EXERCISE DETAILS. In the entries below, find each line with the string "legend" and copy it.

Excerpts from a dataset:

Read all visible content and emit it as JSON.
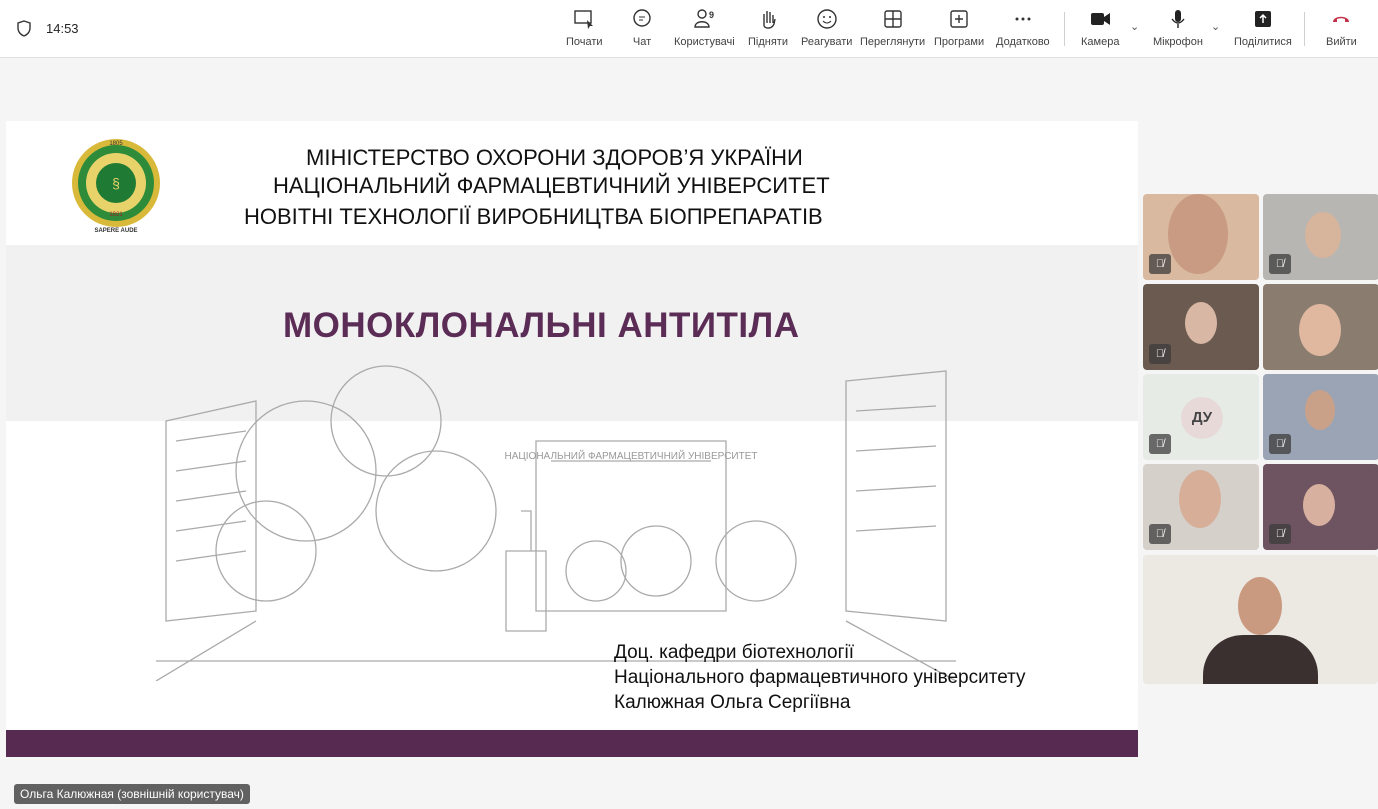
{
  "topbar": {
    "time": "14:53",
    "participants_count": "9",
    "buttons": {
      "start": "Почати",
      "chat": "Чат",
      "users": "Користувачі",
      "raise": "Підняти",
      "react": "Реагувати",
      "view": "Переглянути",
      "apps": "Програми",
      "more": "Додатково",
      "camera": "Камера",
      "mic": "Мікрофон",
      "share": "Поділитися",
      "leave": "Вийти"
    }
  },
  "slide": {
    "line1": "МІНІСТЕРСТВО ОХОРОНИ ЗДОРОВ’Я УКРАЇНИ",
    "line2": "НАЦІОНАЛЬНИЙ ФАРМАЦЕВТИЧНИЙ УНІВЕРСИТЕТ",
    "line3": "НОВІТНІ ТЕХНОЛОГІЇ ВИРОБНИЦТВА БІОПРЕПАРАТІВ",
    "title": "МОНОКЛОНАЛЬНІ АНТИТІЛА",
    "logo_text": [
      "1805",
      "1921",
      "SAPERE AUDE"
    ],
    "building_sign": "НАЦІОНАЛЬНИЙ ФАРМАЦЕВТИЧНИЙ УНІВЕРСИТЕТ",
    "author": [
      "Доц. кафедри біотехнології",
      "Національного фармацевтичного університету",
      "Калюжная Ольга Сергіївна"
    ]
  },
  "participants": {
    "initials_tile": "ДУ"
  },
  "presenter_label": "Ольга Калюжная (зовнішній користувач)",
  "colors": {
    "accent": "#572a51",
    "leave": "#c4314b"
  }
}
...
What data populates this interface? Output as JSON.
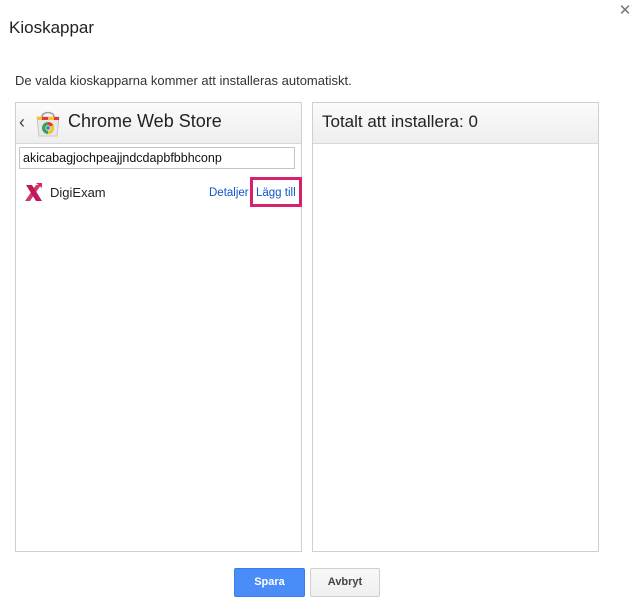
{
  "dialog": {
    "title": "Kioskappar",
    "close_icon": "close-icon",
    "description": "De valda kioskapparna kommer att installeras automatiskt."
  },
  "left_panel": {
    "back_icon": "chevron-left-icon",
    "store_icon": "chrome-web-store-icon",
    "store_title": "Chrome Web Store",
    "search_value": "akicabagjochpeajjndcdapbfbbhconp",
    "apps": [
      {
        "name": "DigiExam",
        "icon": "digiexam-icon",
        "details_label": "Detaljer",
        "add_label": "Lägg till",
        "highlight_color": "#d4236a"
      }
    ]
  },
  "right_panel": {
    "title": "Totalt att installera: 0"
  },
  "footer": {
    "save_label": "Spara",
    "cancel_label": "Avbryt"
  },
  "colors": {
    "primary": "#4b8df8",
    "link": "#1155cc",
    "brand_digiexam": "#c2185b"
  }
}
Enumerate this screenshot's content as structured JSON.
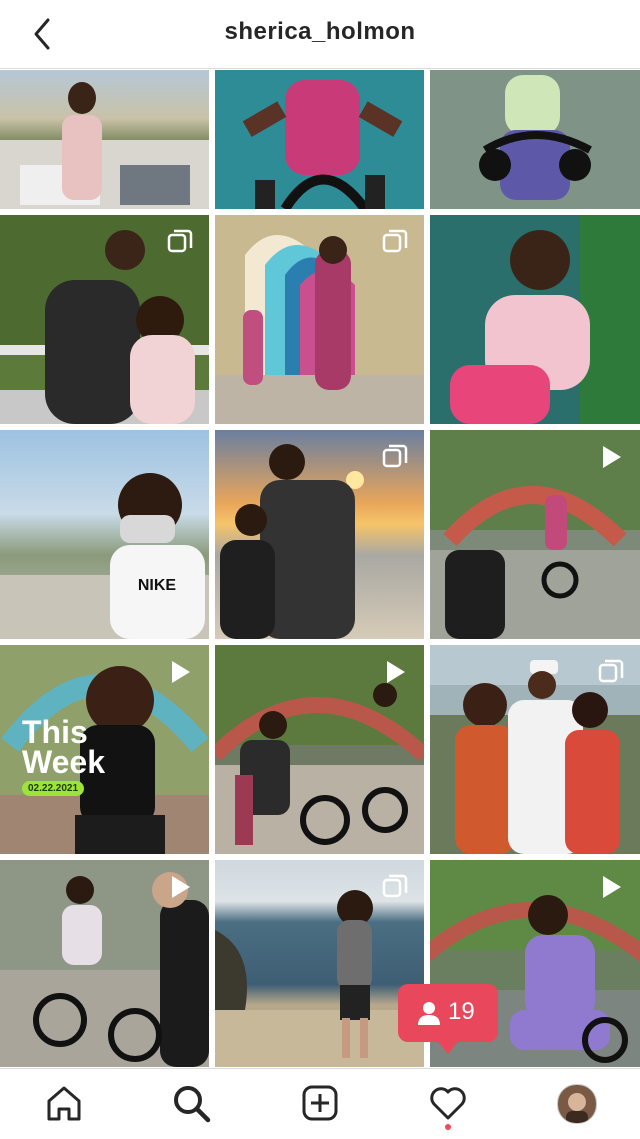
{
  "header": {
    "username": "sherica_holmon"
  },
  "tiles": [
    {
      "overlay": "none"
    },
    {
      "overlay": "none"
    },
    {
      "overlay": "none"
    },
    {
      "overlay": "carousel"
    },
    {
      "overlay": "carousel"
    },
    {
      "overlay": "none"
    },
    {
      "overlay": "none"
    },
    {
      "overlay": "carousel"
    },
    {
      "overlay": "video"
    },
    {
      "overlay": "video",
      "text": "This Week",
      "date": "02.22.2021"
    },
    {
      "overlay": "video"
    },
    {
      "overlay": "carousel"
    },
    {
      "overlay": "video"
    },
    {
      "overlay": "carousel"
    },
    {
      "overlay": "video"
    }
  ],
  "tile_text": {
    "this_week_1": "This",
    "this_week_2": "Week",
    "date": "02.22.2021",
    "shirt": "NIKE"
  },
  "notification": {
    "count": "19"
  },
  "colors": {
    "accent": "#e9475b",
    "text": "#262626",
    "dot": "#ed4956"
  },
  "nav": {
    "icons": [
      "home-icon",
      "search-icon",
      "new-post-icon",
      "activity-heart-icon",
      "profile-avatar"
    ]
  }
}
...
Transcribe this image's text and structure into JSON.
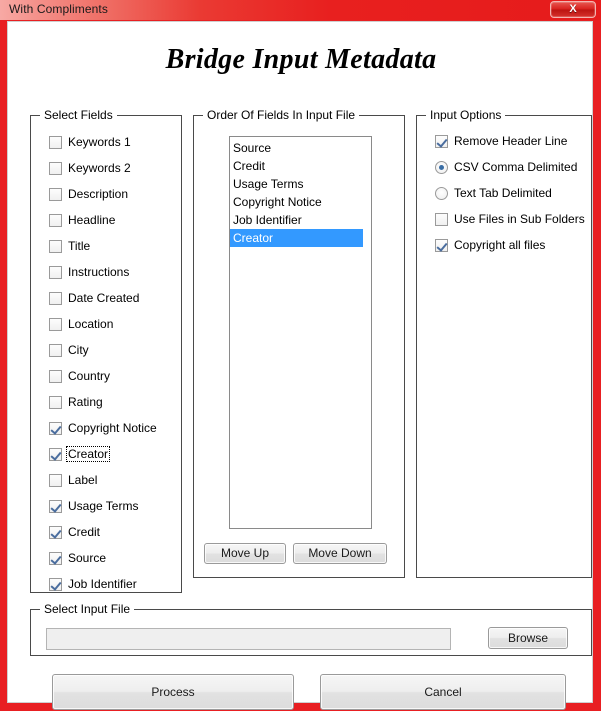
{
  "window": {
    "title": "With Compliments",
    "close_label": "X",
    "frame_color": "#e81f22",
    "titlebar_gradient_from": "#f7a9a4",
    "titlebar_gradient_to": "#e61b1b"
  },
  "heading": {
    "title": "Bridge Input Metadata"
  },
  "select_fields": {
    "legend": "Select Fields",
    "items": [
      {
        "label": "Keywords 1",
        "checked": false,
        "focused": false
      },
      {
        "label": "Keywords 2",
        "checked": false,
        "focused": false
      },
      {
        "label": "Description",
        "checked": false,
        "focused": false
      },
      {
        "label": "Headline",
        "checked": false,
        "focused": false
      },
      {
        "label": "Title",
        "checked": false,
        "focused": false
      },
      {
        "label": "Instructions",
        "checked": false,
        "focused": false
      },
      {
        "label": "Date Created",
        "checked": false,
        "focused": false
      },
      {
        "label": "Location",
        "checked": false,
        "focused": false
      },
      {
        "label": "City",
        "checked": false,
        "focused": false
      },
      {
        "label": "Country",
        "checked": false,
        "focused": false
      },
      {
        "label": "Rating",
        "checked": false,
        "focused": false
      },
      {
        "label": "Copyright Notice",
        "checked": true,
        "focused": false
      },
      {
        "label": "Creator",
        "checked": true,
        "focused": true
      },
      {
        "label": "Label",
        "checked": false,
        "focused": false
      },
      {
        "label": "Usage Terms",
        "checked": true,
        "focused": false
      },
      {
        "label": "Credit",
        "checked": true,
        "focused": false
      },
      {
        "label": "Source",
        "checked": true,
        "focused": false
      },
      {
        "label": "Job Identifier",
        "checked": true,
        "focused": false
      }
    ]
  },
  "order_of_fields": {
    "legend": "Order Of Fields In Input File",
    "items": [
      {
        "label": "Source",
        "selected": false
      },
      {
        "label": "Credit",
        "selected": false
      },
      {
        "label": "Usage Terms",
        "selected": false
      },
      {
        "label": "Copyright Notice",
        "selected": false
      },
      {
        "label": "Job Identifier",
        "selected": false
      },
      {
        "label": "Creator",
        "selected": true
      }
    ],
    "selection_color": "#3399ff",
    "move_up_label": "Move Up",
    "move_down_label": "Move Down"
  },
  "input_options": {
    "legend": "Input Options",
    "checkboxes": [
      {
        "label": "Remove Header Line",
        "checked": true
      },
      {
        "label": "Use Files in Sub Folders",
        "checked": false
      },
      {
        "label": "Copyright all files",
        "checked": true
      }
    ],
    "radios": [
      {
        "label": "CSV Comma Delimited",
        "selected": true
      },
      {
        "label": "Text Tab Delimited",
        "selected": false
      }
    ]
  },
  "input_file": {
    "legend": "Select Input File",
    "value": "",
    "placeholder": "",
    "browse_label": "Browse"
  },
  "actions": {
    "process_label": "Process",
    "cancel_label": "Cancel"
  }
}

SOLUTION TO THIS EXERCISE.
    "legend": "Select Fields",
    "legend": "Order Of Fields In Input File",
    "legend": "Input Options",
    "legend": "Select Input File",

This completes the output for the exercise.